Yesterday while riding the train south from Seattle to Salem, Oregon, I made a few mental notes of things I observed along the way. The trip began at the King Street Station which is in the city center of Seattle. The station is a large, cavernous old-time train depot, the kind of place where everything echoes and it is almost impossible to understand the important announcements coming over the loudspeaker.
The first item of interest that we passed was almost in the shadow of the train station. It was Safeco Staddium where the Seattle Mariners play baseball. Safeco is one of those modern affairs that have a retractable roof allowing for play on wet or dry days. It would appear to be easy for out-of-towners to ride the train to Seattle, walk to the stadium to see a game, and then catch a train for home - depending on arrival and departure times, of course.

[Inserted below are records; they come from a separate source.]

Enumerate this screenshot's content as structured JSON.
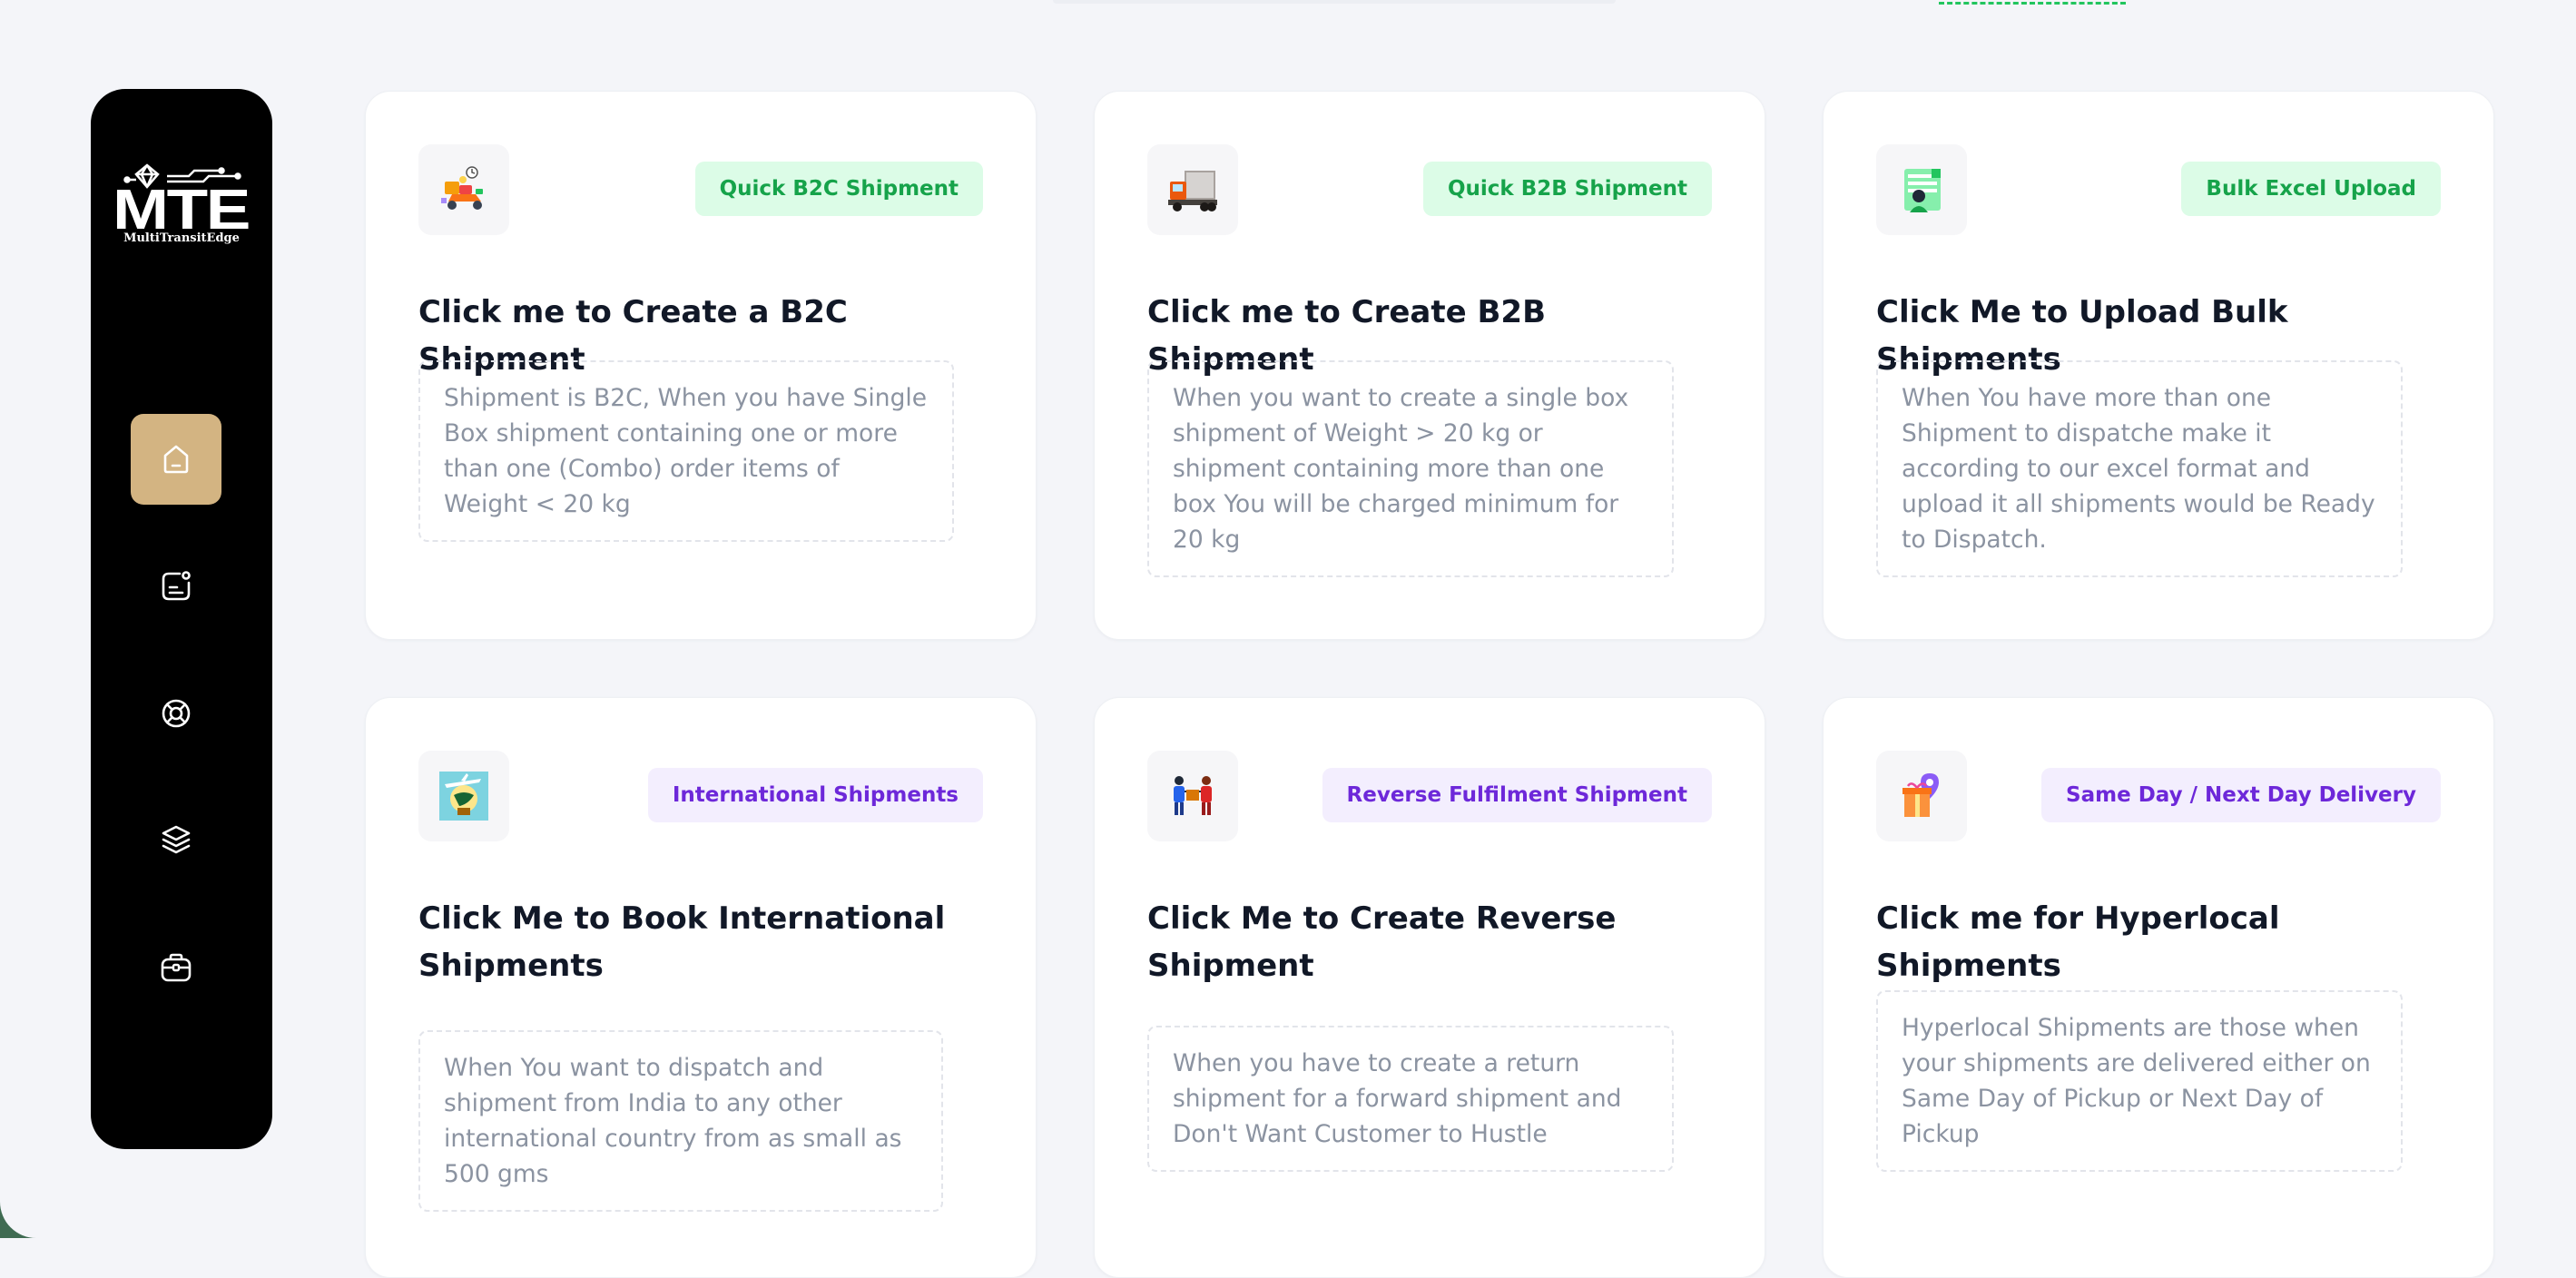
{
  "brand": {
    "logo_text": "MTE",
    "logo_subtitle": "MultiTransitEdge"
  },
  "sidebar": {
    "items": [
      {
        "name": "home",
        "icon": "home-icon",
        "active": true
      },
      {
        "name": "orders",
        "icon": "document-icon",
        "active": false
      },
      {
        "name": "support",
        "icon": "lifebuoy-icon",
        "active": false
      },
      {
        "name": "layers",
        "icon": "layers-icon",
        "active": false
      },
      {
        "name": "business",
        "icon": "briefcase-icon",
        "active": false
      }
    ],
    "active_color": "#d3b482"
  },
  "cards": [
    {
      "badge": "Quick B2C Shipment",
      "badge_color": "green",
      "icon": "delivery-scooter-icon",
      "title": "Click me to Create a B2C Shipment",
      "description": "Shipment is B2C, When you have Single Box shipment containing one or more than one (Combo) order items of Weight < 20 kg"
    },
    {
      "badge": "Quick B2B Shipment",
      "badge_color": "green",
      "icon": "truck-icon",
      "title": "Click me to Create B2B Shipment",
      "description": "When you want to create a single box shipment of Weight > 20 kg or shipment containing more than one box You will be charged minimum for 20 kg"
    },
    {
      "badge": "Bulk Excel Upload",
      "badge_color": "green",
      "icon": "excel-upload-icon",
      "title": "Click Me to Upload Bulk Shipments",
      "description": "When You have more than one Shipment to dispatche make it according to our excel format and upload it all shipments would be Ready to Dispatch."
    },
    {
      "badge": "International Shipments",
      "badge_color": "purple",
      "icon": "globe-plane-icon",
      "title": "Click Me to Book International Shipments",
      "description": "When You want to dispatch and shipment from India to any other international country from as small as 500 gms"
    },
    {
      "badge": "Reverse Fulfilment Shipment",
      "badge_color": "purple",
      "icon": "package-handover-icon",
      "title": "Click Me to Create Reverse Shipment",
      "description": "When you have to create a return shipment for a forward shipment and Don't Want Customer to Hustle"
    },
    {
      "badge": "Same Day / Next Day Delivery",
      "badge_color": "purple",
      "icon": "gift-location-icon",
      "title": "Click me for Hyperlocal Shipments",
      "description": "Hyperlocal Shipments are those when your shipments are delivered either on Same Day of Pickup or Next Day of Pickup"
    }
  ]
}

As we worked our way out of Seattle, our train ran along side of lots of new construction and older and poorer housing, then into some open farming space, and finally through forested areas with and occasional small streams and creeks. It was windy, and leaves were blowing by my coach window - a reminder that fall is not too far off.

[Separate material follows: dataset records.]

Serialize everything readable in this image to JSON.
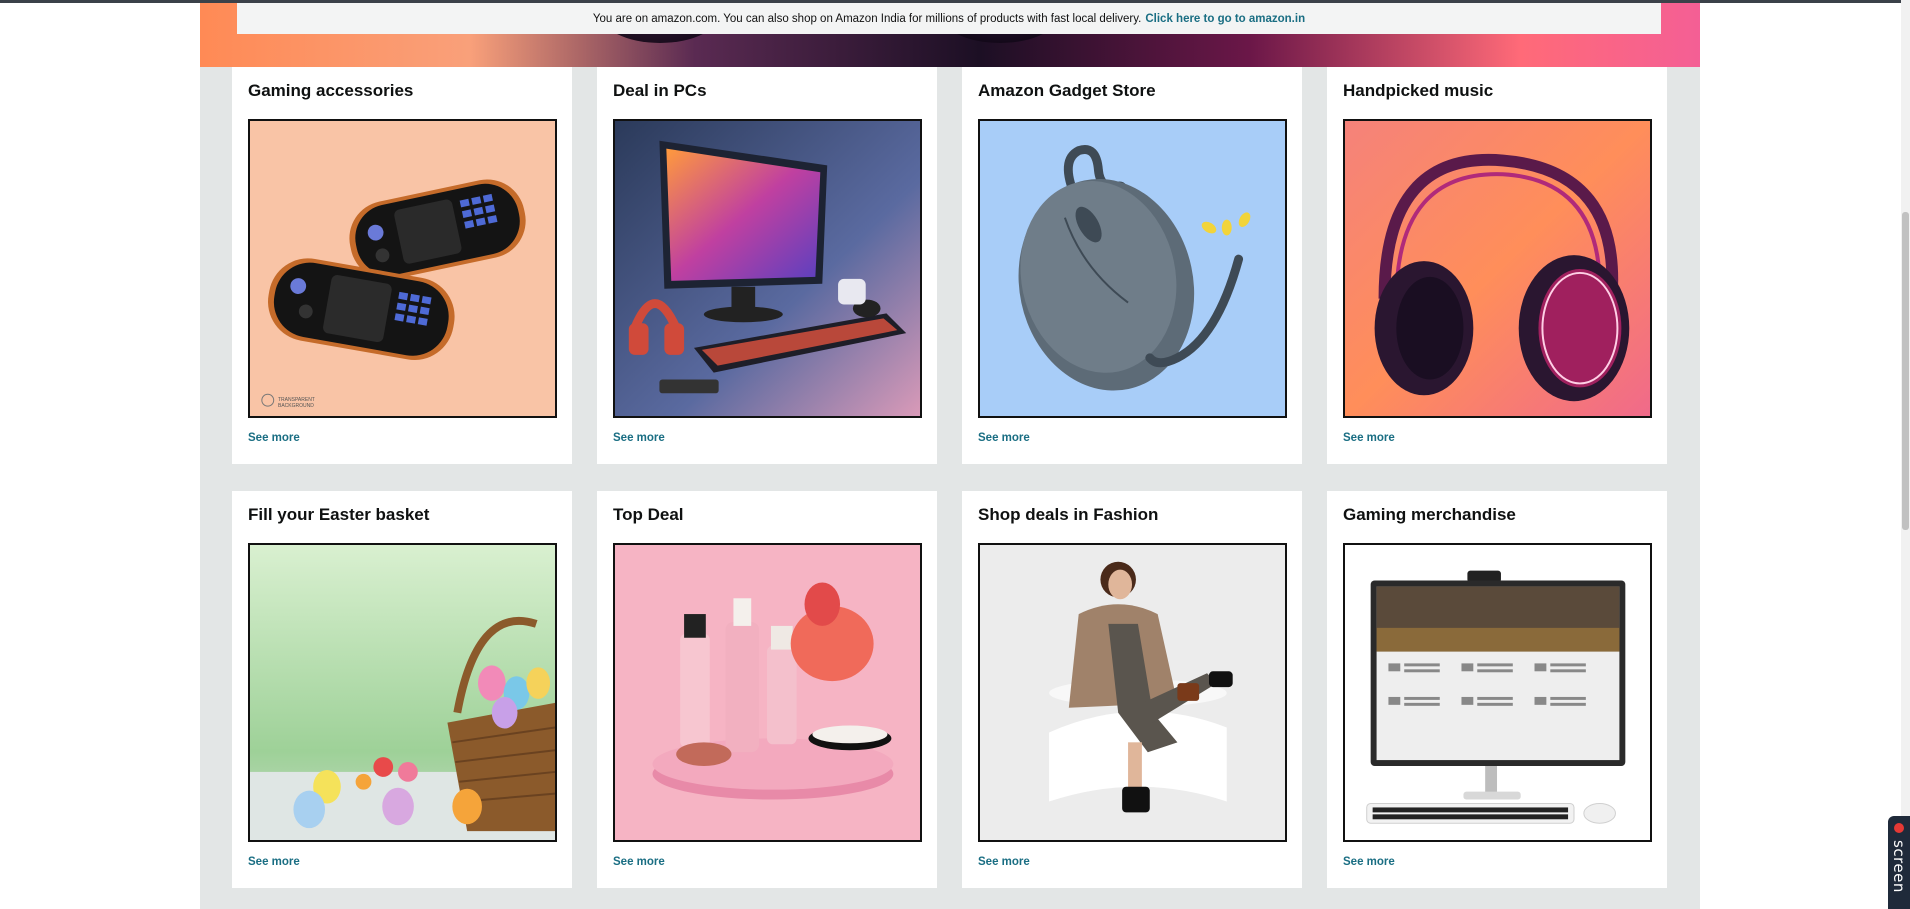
{
  "notice": {
    "text": "You are on amazon.com. You can also shop on Amazon India for millions of products with fast local delivery.",
    "link": "Click here to go to amazon.in"
  },
  "cards": [
    {
      "title": "Gaming accessories",
      "see_more": "See more",
      "image": "handheld-game-consoles",
      "image_caption": "TRANSPARENT BACKGROUND"
    },
    {
      "title": "Deal in PCs",
      "see_more": "See more",
      "image": "desktop-pc-setup"
    },
    {
      "title": "Amazon Gadget Store",
      "see_more": "See more",
      "image": "computer-mouse"
    },
    {
      "title": "Handpicked music",
      "see_more": "See more",
      "image": "headphones"
    },
    {
      "title": "Fill your Easter basket",
      "see_more": "See more",
      "image": "easter-basket"
    },
    {
      "title": "Top Deal",
      "see_more": "See more",
      "image": "cosmetics-display"
    },
    {
      "title": "Shop deals in Fashion",
      "see_more": "See more",
      "image": "fashion-model"
    },
    {
      "title": "Gaming merchandise",
      "see_more": "See more",
      "image": "monitor-keyboard"
    }
  ],
  "side_tab": {
    "label": "screen"
  },
  "colors": {
    "link": "#1a6e83",
    "page_bg": "#e3e6e6",
    "card_bg": "#ffffff"
  }
}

The sea coast began appearing as we neared Tacoma, and it was about that time that the train came to an unexpected stop due to a large tree that had been blown down and fallen across the track. We spent about half-an-hour waiting on the track to be cleared. When the train finally did begin to roll again, it had to proceed slowly due to a high wind warning. I did see several places where large limbs had broken from their trees.
We passed along the outskirts of Washington's capital, Olympia, getting to see some nice homes in the suburbs. Most were square in shape and two stories tall. Like suburbs in many communities, the overall effect was of settlements of housing that had been designed in cookie-cutter fashion.

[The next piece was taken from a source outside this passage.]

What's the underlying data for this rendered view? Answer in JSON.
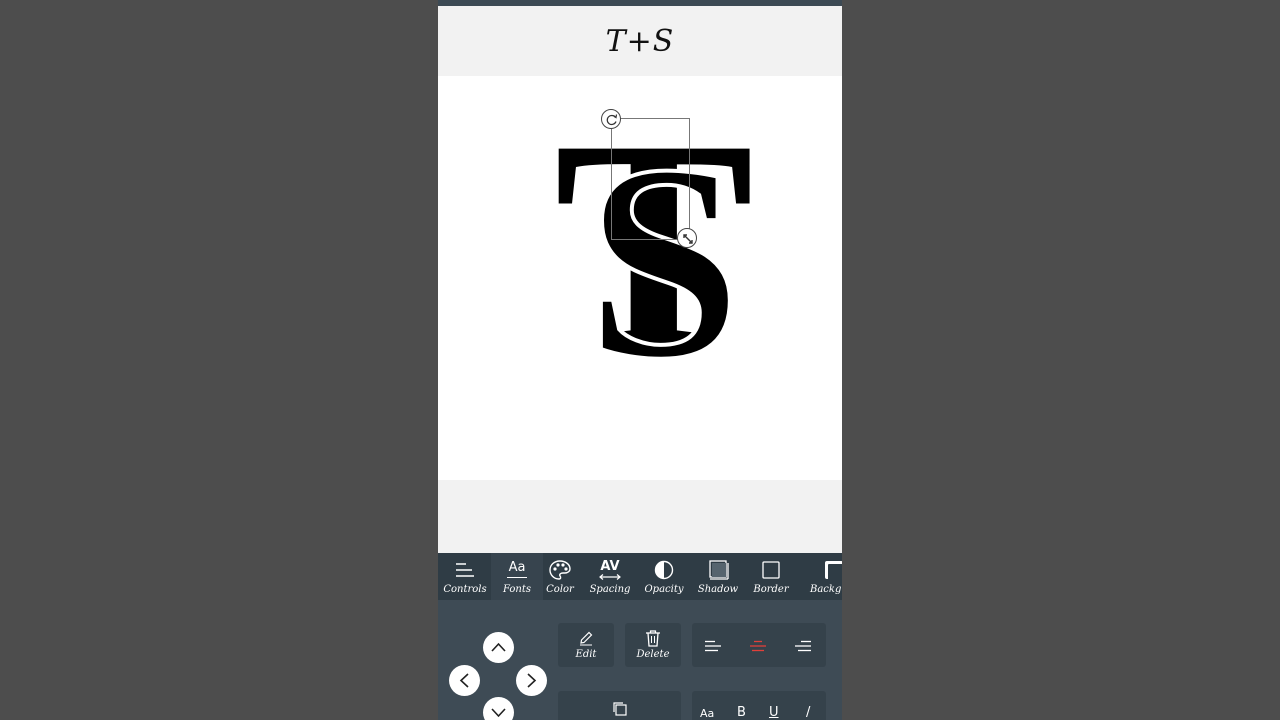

There was an abundance of graffiti along the way south, on railroad cars, buildings, bridges, and retaining walls. One individual had written a memorable plea for someone special that asked simply, "Will you marry me?" - a proposal that will probably outlast many marriages. The quality of much of this spray paint art was truly amazing. America, it would seem, harbors a talented underground of aspiring painters!
Somewhere south of Kelso we encountered the historic and famous Columbia River which the train followed, more or less in the shadow of Lewis and Clark, on to Portland, Oregon. Seeing the Columbia always puts me in mind of the famous folksong by Woody Guthrie, "Roll On Columbia, Roll On."
And the river rolled on, and so did our train.